nukeinfo Helen O'Neil
I am a student at St. John's school.  After listening to a man who spoke at my school about nuclear disarmament, the idea of creating a web page about nuclear energy came to me.  I hope that whoever reads this finds it very informative.
       The first knowledge of the fact that uranium (a nessecary element in creating anything nuclear) could be used to make a powerful bomb came via the studies of Otto Hahn and Fritz Strassman, two German chemists.  These two men announced in 1938 that they had created the elements of barium and krypton by bombarding uranium with nuetrons.  Later, two Austrian physisists, Lise Meitner and Otto Frisch, her nephew, would prove that Hahn and Strassman had actually created the first known artificially made fission reaction.  Modern scientists then took information from Hahn and Strassman's experiment and their own knowledge of modern science to discover that if they fissioned one pound of uranium, it would exert the energy of 8,000 short tons of TNT.

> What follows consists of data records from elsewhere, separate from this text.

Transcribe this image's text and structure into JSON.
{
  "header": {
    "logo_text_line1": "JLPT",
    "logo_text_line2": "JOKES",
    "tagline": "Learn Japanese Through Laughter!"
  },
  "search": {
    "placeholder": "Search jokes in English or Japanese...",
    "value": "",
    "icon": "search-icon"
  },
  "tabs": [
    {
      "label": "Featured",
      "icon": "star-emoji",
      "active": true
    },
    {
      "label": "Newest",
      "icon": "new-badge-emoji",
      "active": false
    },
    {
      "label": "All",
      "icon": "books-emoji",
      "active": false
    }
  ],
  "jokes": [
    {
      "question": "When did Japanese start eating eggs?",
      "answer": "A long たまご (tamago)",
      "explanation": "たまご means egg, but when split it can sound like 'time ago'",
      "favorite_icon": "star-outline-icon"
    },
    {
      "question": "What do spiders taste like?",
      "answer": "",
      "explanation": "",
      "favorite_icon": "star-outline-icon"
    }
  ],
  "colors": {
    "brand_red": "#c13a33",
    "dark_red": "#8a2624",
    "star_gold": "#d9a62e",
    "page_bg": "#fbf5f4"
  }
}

       Since these discoveries, humans have harnessed the awesome power of nuclear energy.  Now, we use some of this power for peaceful acts.  Generally, nuclear energy is used to generate electricity.  This is because it exerts great heat that can be used to make steam, which in turn then generates electricity.  Nuclear power also powers some ships and submarines.  The steam that the nuclear energy produces is used to turn the ships' propellers.  Nuclear plants make up seven percent of the world's electricity and uses less fuel than a fossil-fuel plant.  However, nuclear plants cost more to build.  Also, the nuclear plants can be dangerous to the environment and to the humans in the vicinity.
       While there are peacful uses for nuclear energy, there are also violent uses.  Nuclear power is often used to create high-power bombs and weapons.  Two of the most common are the atomic bomb and the hydrogen bomb.  During World War II, the United States was informed by Albert Einstein, who had fled his homeland of Germany from Nazi persecution, that the Germans might be working on developing a nuclear bomb.  The U.S. responded to this information by establishing the secret Manhattan Project.  Its object was to create a nuclear bomb.  The Project was successful and the U.S. dropped such bombs on Japan in August of 1945 and so quickly ended the war.  After WWII, the U.S. exploded the first hydrogen bomb, and Russia followed, exploding its experimental bomb first, then the full power one four years later.  China, France, Great Britian and India have also exploded nuclear bombs of their own.
       Now, because of the great tragedies related to nuclear war and testing, many people desire to limit nuclear tests and to stop the growth of nuclear weapons.  A treaty that supports this went into effect in 1970.  The Nonproliferation Treaty prohibits the countries that have signed the document from giving nuclear weapons to countries that do not already possess them.  It also prohibits nations and countries that do not have nuclear weapons from getting them.  The treaty, however, does not prohibit the buying and selling of nuclear reactors.
       As the future generation, we must continue to work towards stopping growth in nuclear weaponry, and keep working towards preventing the threat of nuclear war.  Keeping the peace is most important.  As a student, there are some things you can do to help in the fight for nuclear disarmament.  You could write to your local congressman or to world leaders asking them what they are doing on the nuclear front.  You could join a club or make one of your own and deal with nuclear issues and what you think could or should be done about them.  But most effective of all would be to become more educated about nuclear energy and weapons.  Your local library is a good place to start.

Resource:"Nuclear Energy" World Book Encyclopedia, The.  World Book, Inc. U.S.A. Copyright 1985
Last updated  2008/09/28 10:58:17 PDTHits  160